**WHAT TO WORK ON**
In the records that come next, find every line with "subtitle". Return those lines.

**INPUT RECORDS**
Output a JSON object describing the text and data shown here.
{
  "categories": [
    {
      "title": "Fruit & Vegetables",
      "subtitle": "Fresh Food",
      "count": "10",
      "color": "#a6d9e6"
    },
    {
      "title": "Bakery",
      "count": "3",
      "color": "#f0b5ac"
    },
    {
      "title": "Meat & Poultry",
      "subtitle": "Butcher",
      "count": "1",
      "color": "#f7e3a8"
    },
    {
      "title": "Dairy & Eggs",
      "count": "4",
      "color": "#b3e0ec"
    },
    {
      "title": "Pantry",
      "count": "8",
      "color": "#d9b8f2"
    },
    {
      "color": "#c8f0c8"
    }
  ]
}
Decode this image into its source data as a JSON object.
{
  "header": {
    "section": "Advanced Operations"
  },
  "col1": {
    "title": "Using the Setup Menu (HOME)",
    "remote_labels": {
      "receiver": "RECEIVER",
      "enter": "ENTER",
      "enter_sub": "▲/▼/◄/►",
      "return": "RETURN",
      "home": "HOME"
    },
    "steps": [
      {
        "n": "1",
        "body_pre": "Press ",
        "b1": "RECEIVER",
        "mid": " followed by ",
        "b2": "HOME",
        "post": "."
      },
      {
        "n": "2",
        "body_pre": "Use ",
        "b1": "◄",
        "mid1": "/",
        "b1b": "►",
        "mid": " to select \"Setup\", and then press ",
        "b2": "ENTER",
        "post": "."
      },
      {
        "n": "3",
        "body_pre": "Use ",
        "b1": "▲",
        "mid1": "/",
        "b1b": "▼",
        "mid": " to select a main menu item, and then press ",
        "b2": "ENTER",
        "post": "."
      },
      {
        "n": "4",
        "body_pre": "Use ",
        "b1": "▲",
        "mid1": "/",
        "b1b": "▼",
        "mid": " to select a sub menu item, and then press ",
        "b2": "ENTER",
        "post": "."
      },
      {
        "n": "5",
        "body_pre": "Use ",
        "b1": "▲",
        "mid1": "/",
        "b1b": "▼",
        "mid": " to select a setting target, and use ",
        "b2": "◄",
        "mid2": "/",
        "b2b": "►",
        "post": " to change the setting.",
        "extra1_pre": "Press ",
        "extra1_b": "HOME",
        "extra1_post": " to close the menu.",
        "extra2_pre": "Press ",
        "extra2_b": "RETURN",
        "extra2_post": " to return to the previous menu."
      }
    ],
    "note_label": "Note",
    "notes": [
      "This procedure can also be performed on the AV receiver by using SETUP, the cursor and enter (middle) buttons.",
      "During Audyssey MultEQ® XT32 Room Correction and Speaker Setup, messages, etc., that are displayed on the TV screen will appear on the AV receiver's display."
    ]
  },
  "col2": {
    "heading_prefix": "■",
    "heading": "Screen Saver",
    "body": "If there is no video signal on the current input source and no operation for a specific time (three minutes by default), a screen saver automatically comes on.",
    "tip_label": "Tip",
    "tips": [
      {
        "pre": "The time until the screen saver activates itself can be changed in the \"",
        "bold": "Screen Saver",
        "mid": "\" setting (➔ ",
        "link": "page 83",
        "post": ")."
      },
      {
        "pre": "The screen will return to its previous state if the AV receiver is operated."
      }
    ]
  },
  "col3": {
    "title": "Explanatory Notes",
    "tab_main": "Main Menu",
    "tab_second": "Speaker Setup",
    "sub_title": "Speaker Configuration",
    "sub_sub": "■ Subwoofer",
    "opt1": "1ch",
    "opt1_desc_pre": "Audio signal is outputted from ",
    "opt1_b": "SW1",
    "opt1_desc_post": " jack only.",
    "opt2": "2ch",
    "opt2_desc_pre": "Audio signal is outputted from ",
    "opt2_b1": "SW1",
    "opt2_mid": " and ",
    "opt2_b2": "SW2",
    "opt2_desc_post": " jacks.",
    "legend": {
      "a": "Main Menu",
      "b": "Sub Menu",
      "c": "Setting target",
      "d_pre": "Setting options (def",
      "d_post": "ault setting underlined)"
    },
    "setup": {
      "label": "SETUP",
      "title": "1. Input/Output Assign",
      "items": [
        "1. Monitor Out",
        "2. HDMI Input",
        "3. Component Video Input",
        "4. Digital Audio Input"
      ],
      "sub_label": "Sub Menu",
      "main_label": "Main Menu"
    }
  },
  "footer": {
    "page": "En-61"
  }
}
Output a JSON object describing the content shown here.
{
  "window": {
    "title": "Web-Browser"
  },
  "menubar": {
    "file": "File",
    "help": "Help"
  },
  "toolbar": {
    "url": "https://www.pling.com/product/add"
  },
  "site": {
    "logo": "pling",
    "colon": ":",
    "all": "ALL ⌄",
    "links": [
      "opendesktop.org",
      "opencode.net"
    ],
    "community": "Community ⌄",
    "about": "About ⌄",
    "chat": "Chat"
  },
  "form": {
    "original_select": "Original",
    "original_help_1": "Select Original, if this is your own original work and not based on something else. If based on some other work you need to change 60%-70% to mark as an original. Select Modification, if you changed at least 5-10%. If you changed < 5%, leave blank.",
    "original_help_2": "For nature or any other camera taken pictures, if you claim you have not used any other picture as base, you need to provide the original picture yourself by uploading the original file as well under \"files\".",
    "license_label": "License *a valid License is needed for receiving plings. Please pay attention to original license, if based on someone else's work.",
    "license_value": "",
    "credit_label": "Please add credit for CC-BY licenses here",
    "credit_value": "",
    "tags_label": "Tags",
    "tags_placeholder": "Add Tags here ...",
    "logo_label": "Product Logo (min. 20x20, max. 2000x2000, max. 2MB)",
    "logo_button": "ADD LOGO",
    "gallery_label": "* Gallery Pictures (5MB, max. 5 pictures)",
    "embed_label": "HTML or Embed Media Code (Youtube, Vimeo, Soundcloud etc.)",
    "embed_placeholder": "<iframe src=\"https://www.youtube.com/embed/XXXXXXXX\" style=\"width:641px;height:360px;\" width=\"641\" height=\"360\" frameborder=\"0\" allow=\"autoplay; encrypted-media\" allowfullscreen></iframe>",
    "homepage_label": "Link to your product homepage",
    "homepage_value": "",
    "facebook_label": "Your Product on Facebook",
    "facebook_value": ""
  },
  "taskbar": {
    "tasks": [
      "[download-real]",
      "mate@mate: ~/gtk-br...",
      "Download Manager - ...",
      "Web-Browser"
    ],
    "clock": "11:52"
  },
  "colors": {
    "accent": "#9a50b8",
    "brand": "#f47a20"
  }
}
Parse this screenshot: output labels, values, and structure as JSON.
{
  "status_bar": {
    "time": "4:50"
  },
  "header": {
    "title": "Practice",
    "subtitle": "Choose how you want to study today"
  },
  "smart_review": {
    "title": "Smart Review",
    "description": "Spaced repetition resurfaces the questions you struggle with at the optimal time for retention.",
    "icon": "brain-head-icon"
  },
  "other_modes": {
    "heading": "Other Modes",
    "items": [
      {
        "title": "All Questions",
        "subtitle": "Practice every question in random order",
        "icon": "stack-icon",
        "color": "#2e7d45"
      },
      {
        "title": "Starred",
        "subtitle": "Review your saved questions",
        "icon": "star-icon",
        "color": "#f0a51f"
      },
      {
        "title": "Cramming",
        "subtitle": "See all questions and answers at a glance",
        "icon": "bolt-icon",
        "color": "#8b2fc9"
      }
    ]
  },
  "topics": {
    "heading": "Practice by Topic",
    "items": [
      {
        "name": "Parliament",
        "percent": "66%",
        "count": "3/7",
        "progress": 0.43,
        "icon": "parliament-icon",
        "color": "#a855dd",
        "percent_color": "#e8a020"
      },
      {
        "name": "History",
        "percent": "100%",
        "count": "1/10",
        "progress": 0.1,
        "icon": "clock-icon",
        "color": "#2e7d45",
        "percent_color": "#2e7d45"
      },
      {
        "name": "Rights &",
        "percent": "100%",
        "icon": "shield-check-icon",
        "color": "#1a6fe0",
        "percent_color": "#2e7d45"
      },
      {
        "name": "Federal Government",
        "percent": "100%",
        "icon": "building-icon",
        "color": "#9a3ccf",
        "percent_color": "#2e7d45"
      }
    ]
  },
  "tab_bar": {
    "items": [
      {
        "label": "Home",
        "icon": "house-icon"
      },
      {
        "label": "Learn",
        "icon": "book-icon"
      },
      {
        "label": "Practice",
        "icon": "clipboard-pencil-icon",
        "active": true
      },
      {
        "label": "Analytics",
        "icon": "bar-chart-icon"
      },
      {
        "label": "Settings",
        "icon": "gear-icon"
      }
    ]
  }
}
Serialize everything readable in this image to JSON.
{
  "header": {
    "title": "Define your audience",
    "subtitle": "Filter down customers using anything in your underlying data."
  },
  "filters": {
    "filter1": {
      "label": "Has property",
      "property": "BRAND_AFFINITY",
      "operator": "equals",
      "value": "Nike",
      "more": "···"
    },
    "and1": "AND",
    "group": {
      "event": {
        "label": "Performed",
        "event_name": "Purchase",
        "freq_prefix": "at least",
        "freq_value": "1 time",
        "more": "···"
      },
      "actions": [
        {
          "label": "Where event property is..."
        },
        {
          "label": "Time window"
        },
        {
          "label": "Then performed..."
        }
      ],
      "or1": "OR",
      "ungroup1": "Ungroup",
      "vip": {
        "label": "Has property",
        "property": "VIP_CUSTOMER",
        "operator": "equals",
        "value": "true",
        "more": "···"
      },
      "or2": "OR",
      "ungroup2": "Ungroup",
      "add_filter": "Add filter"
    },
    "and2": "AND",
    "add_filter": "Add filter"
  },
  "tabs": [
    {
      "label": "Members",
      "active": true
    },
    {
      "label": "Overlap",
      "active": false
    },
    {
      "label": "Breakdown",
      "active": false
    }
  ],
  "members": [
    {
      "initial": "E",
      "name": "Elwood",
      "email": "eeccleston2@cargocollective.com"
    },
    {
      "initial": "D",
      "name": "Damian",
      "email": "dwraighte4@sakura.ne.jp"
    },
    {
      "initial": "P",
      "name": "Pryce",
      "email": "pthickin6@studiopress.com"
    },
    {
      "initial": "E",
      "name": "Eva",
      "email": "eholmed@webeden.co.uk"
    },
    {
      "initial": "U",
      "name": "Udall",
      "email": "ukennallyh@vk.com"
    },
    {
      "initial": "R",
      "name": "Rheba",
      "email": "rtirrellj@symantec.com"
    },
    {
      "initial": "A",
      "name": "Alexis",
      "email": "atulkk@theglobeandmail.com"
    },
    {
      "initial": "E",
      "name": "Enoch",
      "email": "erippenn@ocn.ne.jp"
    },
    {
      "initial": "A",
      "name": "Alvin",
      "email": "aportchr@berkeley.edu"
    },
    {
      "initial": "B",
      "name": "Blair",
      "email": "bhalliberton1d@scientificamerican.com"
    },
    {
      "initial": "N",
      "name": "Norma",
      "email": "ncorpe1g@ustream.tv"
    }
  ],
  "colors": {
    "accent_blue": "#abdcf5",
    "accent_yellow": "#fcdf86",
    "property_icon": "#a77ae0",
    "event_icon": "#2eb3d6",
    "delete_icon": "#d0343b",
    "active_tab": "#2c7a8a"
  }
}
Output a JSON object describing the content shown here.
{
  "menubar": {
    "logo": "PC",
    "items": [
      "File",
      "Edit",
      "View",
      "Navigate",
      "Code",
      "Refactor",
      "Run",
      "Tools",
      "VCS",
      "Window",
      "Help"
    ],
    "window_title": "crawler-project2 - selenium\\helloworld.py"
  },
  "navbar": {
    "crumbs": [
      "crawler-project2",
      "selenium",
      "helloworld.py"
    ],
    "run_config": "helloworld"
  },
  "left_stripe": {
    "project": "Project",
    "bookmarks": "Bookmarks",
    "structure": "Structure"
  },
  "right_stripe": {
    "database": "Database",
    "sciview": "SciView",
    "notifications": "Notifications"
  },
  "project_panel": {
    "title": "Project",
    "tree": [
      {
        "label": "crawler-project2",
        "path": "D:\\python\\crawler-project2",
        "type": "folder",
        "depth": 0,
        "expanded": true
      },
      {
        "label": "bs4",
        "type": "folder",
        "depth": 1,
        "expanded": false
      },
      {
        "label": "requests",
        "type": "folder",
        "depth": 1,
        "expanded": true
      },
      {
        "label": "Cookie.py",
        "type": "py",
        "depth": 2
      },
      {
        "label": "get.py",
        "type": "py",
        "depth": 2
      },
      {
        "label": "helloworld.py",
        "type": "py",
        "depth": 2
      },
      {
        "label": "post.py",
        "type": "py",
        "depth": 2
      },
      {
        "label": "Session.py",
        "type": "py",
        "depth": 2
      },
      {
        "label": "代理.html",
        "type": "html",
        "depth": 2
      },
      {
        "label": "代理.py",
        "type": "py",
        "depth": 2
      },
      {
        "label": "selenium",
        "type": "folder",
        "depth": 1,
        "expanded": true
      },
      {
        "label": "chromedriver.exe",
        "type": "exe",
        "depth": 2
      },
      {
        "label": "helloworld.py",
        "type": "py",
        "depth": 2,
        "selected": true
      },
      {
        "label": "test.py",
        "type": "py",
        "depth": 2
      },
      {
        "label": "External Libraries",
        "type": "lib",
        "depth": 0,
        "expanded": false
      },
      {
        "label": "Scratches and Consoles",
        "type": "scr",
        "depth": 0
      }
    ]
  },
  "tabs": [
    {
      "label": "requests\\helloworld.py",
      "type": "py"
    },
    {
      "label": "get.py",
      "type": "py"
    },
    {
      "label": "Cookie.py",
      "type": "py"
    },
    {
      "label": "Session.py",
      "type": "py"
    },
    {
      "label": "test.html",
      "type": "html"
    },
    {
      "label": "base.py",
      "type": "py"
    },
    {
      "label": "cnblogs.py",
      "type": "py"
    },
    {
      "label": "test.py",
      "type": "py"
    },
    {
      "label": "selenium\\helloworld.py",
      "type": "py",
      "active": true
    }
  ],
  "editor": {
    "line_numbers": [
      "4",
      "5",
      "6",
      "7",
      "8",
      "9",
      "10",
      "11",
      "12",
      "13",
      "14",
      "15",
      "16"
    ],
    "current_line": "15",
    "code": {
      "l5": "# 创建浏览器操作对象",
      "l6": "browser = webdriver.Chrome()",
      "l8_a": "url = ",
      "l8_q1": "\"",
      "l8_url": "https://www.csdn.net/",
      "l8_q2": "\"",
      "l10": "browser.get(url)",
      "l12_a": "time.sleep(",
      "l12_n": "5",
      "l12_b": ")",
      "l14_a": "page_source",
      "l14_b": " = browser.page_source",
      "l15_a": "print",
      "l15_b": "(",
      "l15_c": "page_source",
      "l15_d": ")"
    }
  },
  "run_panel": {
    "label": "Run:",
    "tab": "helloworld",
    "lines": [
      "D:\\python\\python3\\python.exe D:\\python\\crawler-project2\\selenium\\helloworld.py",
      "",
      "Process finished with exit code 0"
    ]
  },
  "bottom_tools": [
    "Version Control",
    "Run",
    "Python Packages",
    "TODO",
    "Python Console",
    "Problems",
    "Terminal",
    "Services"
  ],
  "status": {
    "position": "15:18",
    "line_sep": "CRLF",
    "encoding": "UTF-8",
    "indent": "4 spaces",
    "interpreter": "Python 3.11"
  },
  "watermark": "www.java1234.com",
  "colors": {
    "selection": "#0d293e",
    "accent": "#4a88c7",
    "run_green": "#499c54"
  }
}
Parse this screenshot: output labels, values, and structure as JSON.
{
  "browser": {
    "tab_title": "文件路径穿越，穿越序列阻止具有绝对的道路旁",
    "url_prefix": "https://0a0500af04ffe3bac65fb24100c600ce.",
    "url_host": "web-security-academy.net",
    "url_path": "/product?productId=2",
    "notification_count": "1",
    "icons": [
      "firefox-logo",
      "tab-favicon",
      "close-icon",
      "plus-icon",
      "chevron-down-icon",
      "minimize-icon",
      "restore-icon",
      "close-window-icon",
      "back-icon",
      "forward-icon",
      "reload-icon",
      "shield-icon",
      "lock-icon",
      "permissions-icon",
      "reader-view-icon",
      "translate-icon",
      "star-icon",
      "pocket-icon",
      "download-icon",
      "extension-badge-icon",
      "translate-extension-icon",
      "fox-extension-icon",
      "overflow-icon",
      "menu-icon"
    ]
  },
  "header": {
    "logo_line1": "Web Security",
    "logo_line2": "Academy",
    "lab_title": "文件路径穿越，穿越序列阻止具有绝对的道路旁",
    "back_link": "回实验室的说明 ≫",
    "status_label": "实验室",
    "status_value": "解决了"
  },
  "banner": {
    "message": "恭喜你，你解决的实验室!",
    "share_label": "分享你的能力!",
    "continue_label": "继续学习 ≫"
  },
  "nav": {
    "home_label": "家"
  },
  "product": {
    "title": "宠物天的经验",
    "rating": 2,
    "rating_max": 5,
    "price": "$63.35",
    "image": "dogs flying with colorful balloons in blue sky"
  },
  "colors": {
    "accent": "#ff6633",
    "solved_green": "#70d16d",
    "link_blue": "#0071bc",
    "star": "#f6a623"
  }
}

**SOLUTION**
      "subtitle": "Fresh Food",
      "subtitle": "Butcher",
    "subtitle": "Choose how you want to study today"
        "subtitle": "Practice every question in random order",
        "subtitle": "Review your saved questions",
        "subtitle": "See all questions and answers at a glance",
    "subtitle": "Filter down customers using anything in your underlying data."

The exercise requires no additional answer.